> [Records from a dataset]
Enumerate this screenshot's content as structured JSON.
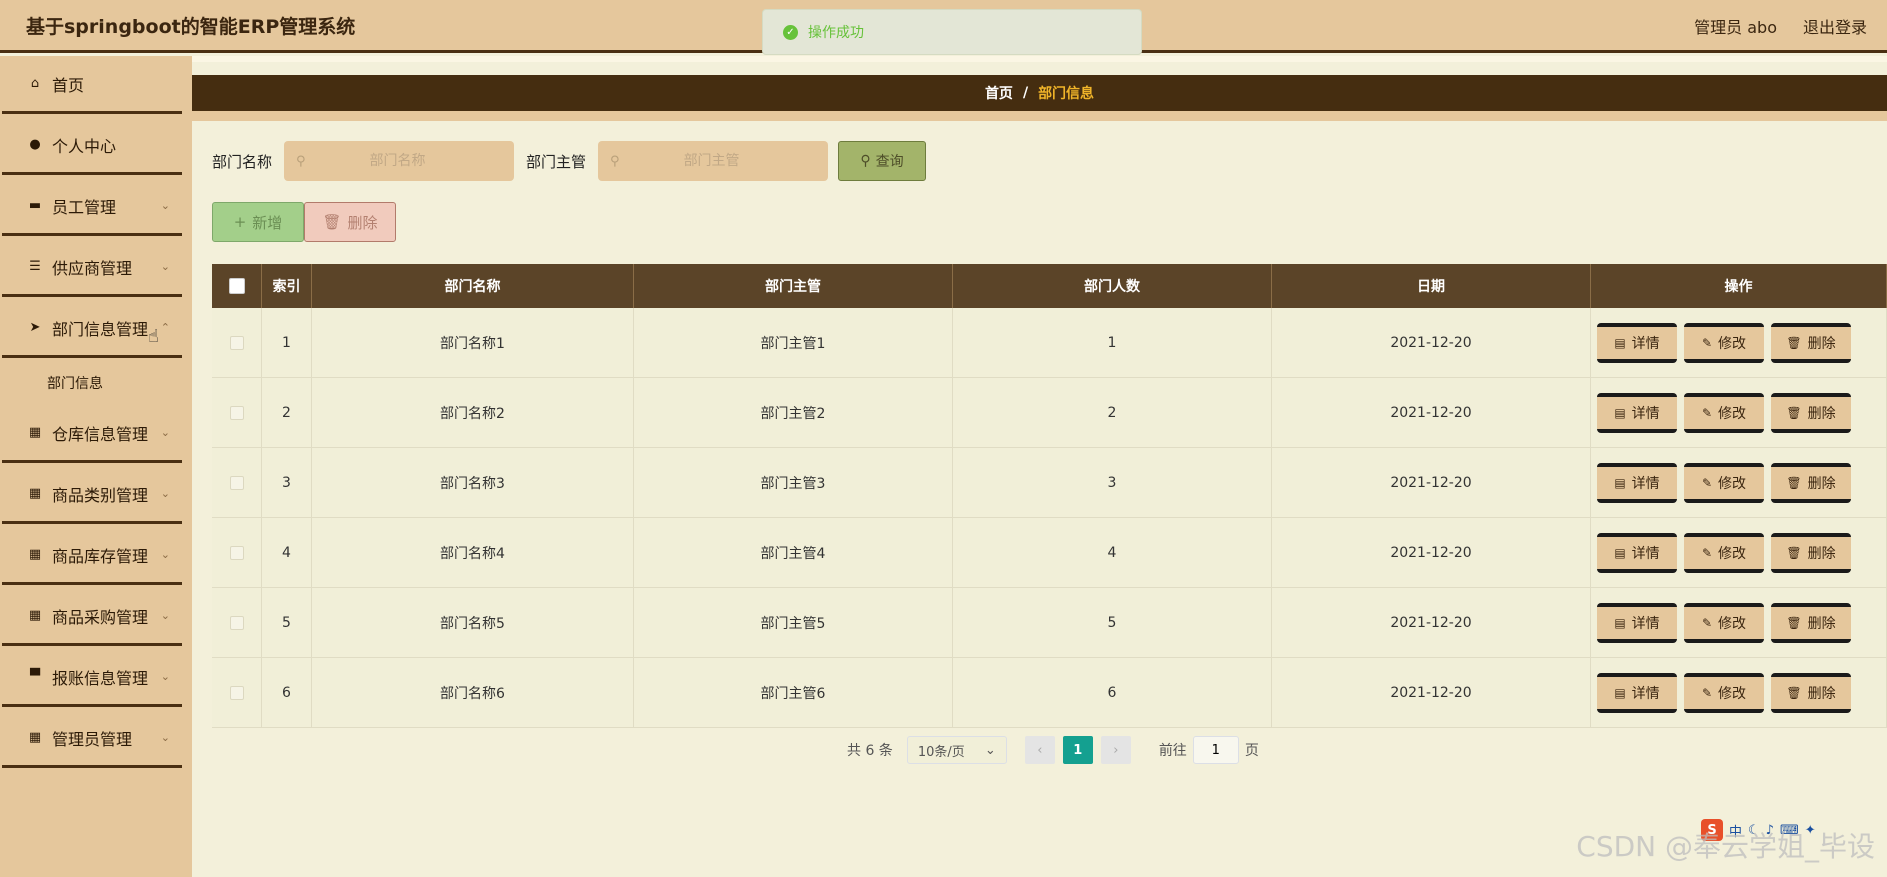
{
  "app": {
    "title": "基于springboot的智能ERP管理系统"
  },
  "header": {
    "user": "管理员 abo",
    "logout": "退出登录"
  },
  "toast": {
    "text": "操作成功",
    "icon": "check-circle-icon"
  },
  "sidebar": {
    "items": [
      {
        "label": "首页",
        "icon": "home-icon"
      },
      {
        "label": "个人中心",
        "icon": "user-icon"
      },
      {
        "label": "员工管理",
        "icon": "chat-icon"
      },
      {
        "label": "供应商管理",
        "icon": "list-icon"
      },
      {
        "label": "部门信息管理",
        "icon": "send-icon"
      },
      {
        "label": "仓库信息管理",
        "icon": "grid-icon"
      },
      {
        "label": "商品类别管理",
        "icon": "grid-icon"
      },
      {
        "label": "商品库存管理",
        "icon": "grid-icon"
      },
      {
        "label": "商品采购管理",
        "icon": "grid-icon"
      },
      {
        "label": "报账信息管理",
        "icon": "monitor-icon"
      },
      {
        "label": "管理员管理",
        "icon": "grid-icon"
      }
    ],
    "sub_item": "部门信息"
  },
  "breadcrumb": {
    "home": "首页",
    "sep": "/",
    "current": "部门信息"
  },
  "search": {
    "name_label": "部门名称",
    "name_placeholder": "部门名称",
    "manager_label": "部门主管",
    "manager_placeholder": "部门主管",
    "query_label": "查询"
  },
  "actions": {
    "add": "新增",
    "delete": "删除"
  },
  "table": {
    "headers": [
      "索引",
      "部门名称",
      "部门主管",
      "部门人数",
      "日期",
      "操作"
    ],
    "rows": [
      {
        "idx": "1",
        "name": "部门名称1",
        "manager": "部门主管1",
        "count": "1",
        "date": "2021-12-20"
      },
      {
        "idx": "2",
        "name": "部门名称2",
        "manager": "部门主管2",
        "count": "2",
        "date": "2021-12-20"
      },
      {
        "idx": "3",
        "name": "部门名称3",
        "manager": "部门主管3",
        "count": "3",
        "date": "2021-12-20"
      },
      {
        "idx": "4",
        "name": "部门名称4",
        "manager": "部门主管4",
        "count": "4",
        "date": "2021-12-20"
      },
      {
        "idx": "5",
        "name": "部门名称5",
        "manager": "部门主管5",
        "count": "5",
        "date": "2021-12-20"
      },
      {
        "idx": "6",
        "name": "部门名称6",
        "manager": "部门主管6",
        "count": "6",
        "date": "2021-12-20"
      }
    ],
    "ops": {
      "detail": "详情",
      "edit": "修改",
      "delete": "删除"
    }
  },
  "pagination": {
    "total": "共 6 条",
    "page_size": "10条/页",
    "current_page": "1",
    "goto_prefix": "前往",
    "goto_value": "1",
    "goto_suffix": "页"
  },
  "watermark": "CSDN @奉云学姐_毕设",
  "ime": "中"
}
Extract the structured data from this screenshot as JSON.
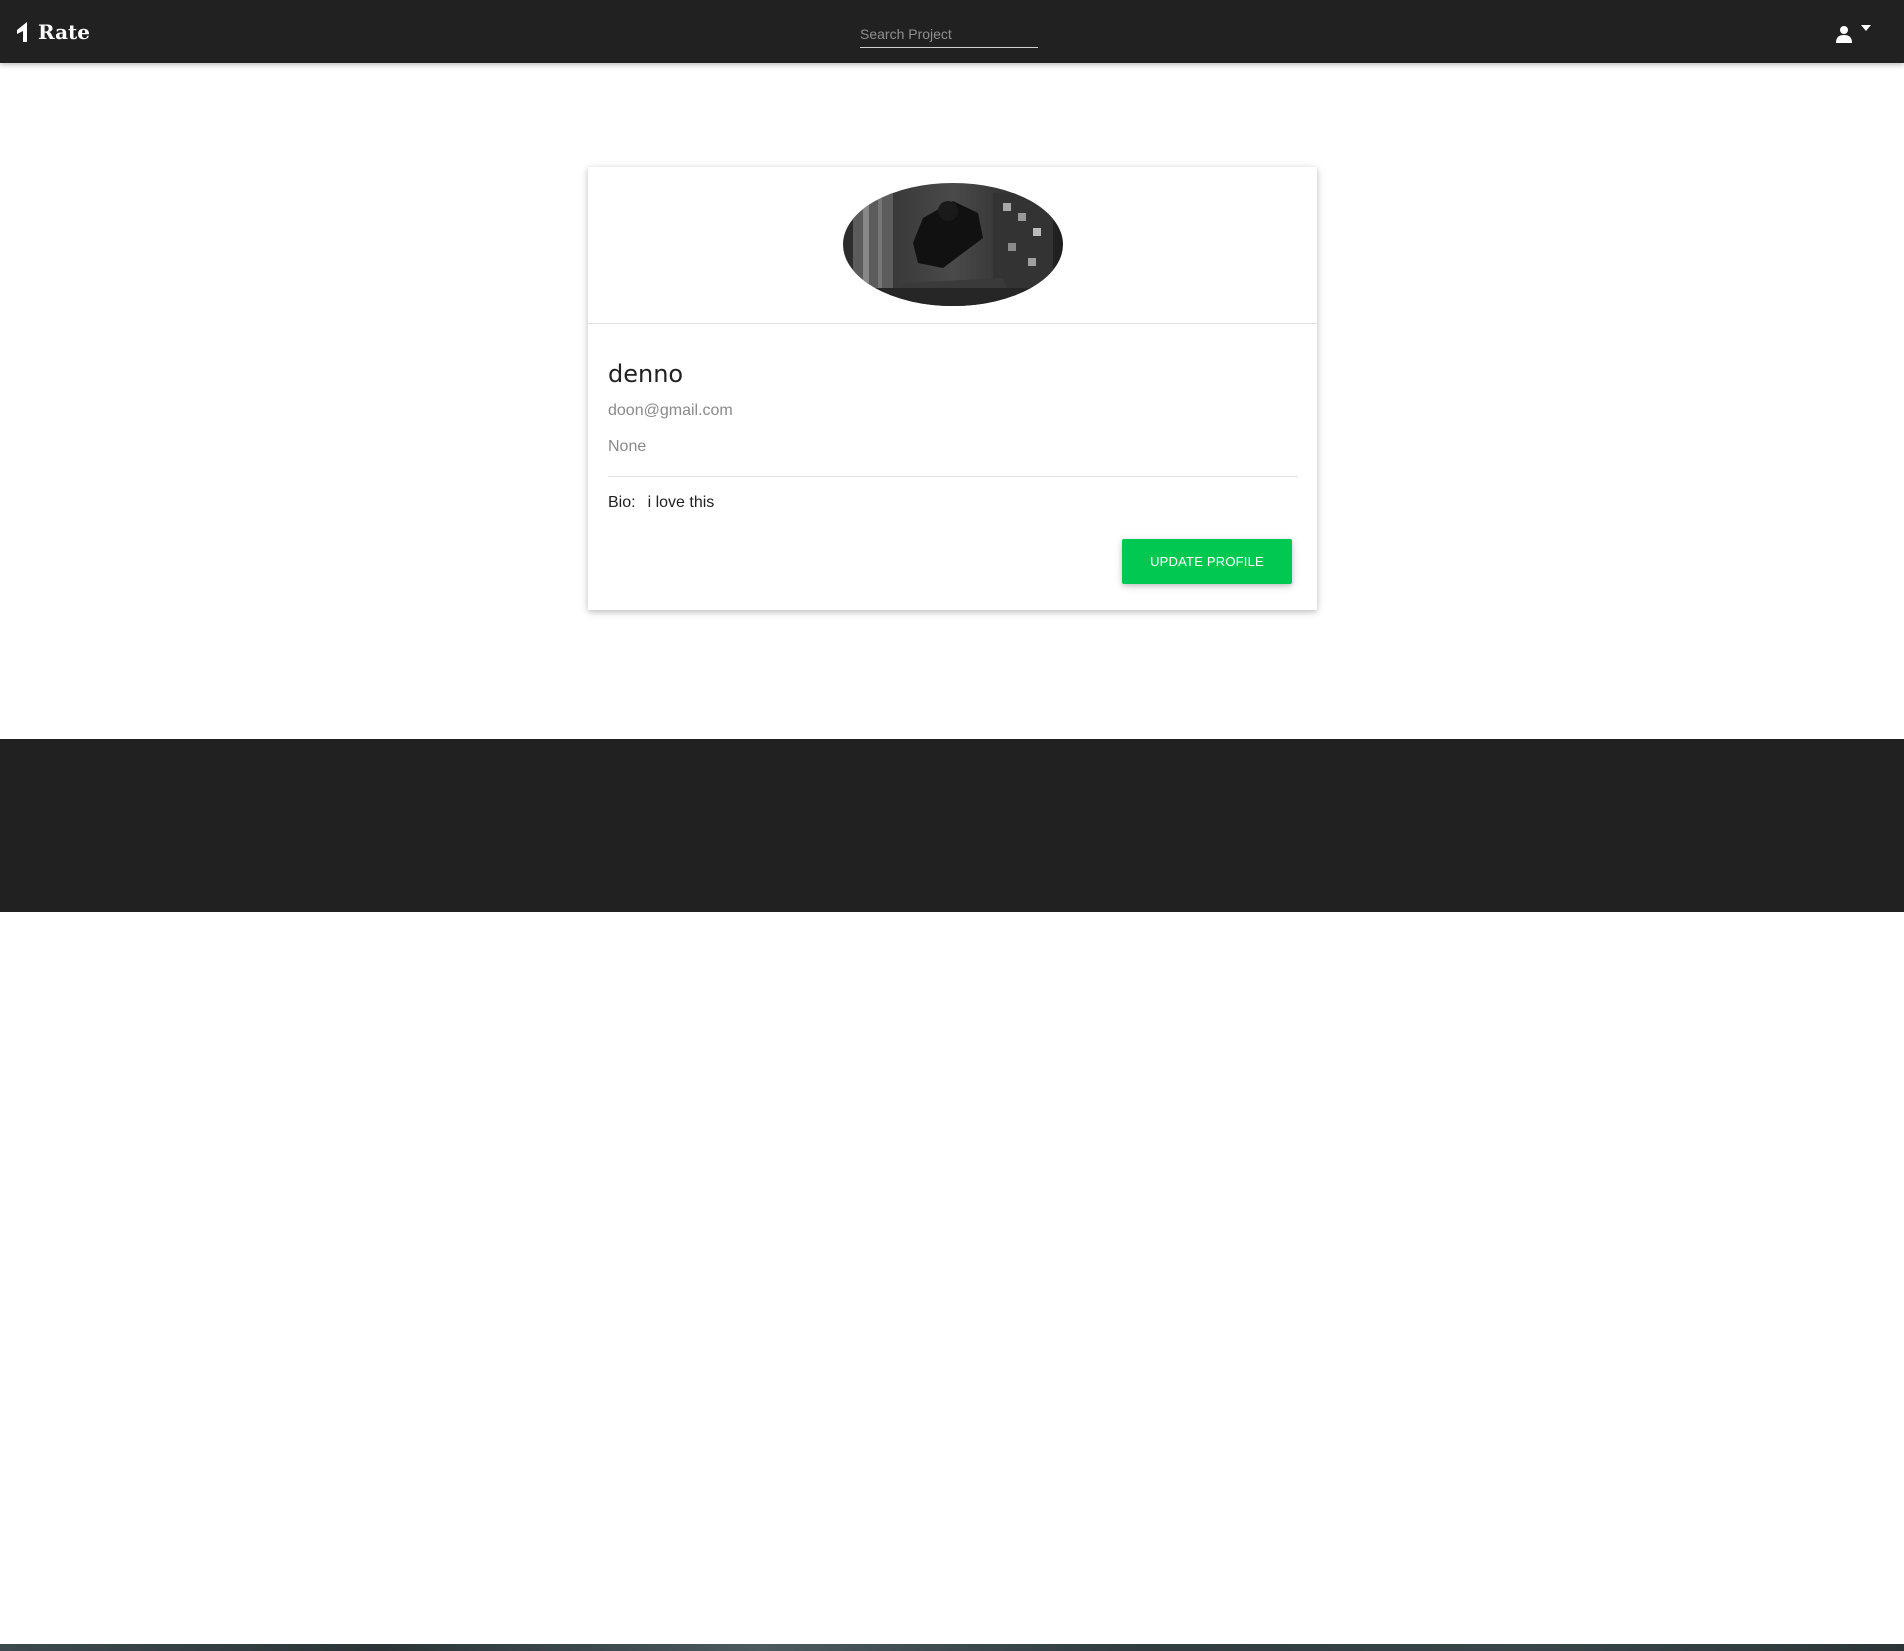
{
  "navbar": {
    "brand": "Rate",
    "search_placeholder": "Search Project",
    "user_icon": "user-icon",
    "caret_icon": "caret-down-icon"
  },
  "profile": {
    "avatar_icon": "profile-photo",
    "username": "denno",
    "email": "doon@gmail.com",
    "extra": "None",
    "bio_label": "Bio:",
    "bio_text": "i love this",
    "update_button": "UPDATE PROFILE"
  },
  "footer": {
    "social_links": [
      "facebook-icon",
      "twitter-icon",
      "google-plus-icon",
      "linkedin-icon",
      "instagram-icon",
      "pinterest-icon"
    ]
  },
  "colors": {
    "navbar_bg": "#212121",
    "button_green": "#00c851",
    "muted_text": "#8a8a8a"
  }
}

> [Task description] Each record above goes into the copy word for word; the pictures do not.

> [Exercise answer]
Enumerate this screenshot's content as structured JSON.
{
  "app": {
    "title": "基于springboot的智能ERP管理系统"
  },
  "header": {
    "user": "管理员 abo",
    "logout": "退出登录"
  },
  "toast": {
    "text": "操作成功",
    "icon": "check-circle-icon"
  },
  "sidebar": {
    "items": [
      {
        "label": "首页",
        "icon": "home-icon"
      },
      {
        "label": "个人中心",
        "icon": "user-icon"
      },
      {
        "label": "员工管理",
        "icon": "chat-icon"
      },
      {
        "label": "供应商管理",
        "icon": "list-icon"
      },
      {
        "label": "部门信息管理",
        "icon": "send-icon"
      },
      {
        "label": "仓库信息管理",
        "icon": "grid-icon"
      },
      {
        "label": "商品类别管理",
        "icon": "grid-icon"
      },
      {
        "label": "商品库存管理",
        "icon": "grid-icon"
      },
      {
        "label": "商品采购管理",
        "icon": "grid-icon"
      },
      {
        "label": "报账信息管理",
        "icon": "monitor-icon"
      },
      {
        "label": "管理员管理",
        "icon": "grid-icon"
      }
    ],
    "sub_item": "部门信息"
  },
  "breadcrumb": {
    "home": "首页",
    "sep": "/",
    "current": "部门信息"
  },
  "search": {
    "name_label": "部门名称",
    "name_placeholder": "部门名称",
    "manager_label": "部门主管",
    "manager_placeholder": "部门主管",
    "query_label": "查询"
  },
  "actions": {
    "add": "新增",
    "delete": "删除"
  },
  "table": {
    "headers": [
      "索引",
      "部门名称",
      "部门主管",
      "部门人数",
      "日期",
      "操作"
    ],
    "rows": [
      {
        "idx": "1",
        "name": "部门名称1",
        "manager": "部门主管1",
        "count": "1",
        "date": "2021-12-20"
      },
      {
        "idx": "2",
        "name": "部门名称2",
        "manager": "部门主管2",
        "count": "2",
        "date": "2021-12-20"
      },
      {
        "idx": "3",
        "name": "部门名称3",
        "manager": "部门主管3",
        "count": "3",
        "date": "2021-12-20"
      },
      {
        "idx": "4",
        "name": "部门名称4",
        "manager": "部门主管4",
        "count": "4",
        "date": "2021-12-20"
      },
      {
        "idx": "5",
        "name": "部门名称5",
        "manager": "部门主管5",
        "count": "5",
        "date": "2021-12-20"
      },
      {
        "idx": "6",
        "name": "部门名称6",
        "manager": "部门主管6",
        "count": "6",
        "date": "2021-12-20"
      }
    ],
    "ops": {
      "detail": "详情",
      "edit": "修改",
      "delete": "删除"
    }
  },
  "pagination": {
    "total": "共 6 条",
    "page_size": "10条/页",
    "current_page": "1",
    "goto_prefix": "前往",
    "goto_value": "1",
    "goto_suffix": "页"
  },
  "watermark": "CSDN @奉云学姐_毕设",
  "ime": "中"
}
Extract the structured data from this screenshot as JSON.
{
  "navbar": {
    "brand": "Rate",
    "search_placeholder": "Search Project",
    "user_icon": "user-icon",
    "caret_icon": "caret-down-icon"
  },
  "profile": {
    "avatar_icon": "profile-photo",
    "username": "denno",
    "email": "doon@gmail.com",
    "extra": "None",
    "bio_label": "Bio:",
    "bio_text": "i love this",
    "update_button": "UPDATE PROFILE"
  },
  "footer": {
    "social_links": [
      "facebook-icon",
      "twitter-icon",
      "google-plus-icon",
      "linkedin-icon",
      "instagram-icon",
      "pinterest-icon"
    ]
  },
  "colors": {
    "navbar_bg": "#212121",
    "button_green": "#00c851",
    "muted_text": "#8a8a8a"
  }
}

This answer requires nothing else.